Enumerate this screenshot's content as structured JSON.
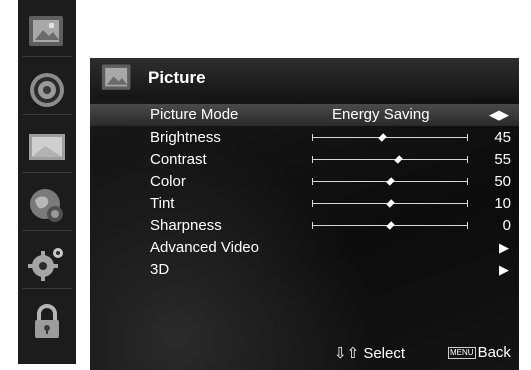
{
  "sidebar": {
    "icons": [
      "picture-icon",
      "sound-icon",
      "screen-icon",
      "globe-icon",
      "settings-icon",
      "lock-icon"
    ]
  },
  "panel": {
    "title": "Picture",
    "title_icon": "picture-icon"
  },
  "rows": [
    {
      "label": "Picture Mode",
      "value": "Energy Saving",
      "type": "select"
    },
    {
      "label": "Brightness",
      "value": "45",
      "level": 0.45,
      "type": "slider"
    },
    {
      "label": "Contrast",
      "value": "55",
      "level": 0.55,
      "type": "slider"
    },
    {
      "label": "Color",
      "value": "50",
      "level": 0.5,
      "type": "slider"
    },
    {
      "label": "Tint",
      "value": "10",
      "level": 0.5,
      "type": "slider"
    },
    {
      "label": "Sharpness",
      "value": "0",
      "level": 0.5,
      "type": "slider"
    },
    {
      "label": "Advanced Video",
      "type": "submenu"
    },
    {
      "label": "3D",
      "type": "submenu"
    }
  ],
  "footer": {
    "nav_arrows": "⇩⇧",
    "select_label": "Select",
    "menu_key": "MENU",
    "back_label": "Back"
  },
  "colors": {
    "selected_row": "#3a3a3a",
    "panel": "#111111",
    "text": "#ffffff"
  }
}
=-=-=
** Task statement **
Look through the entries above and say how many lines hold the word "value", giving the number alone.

** Solution to this task **
6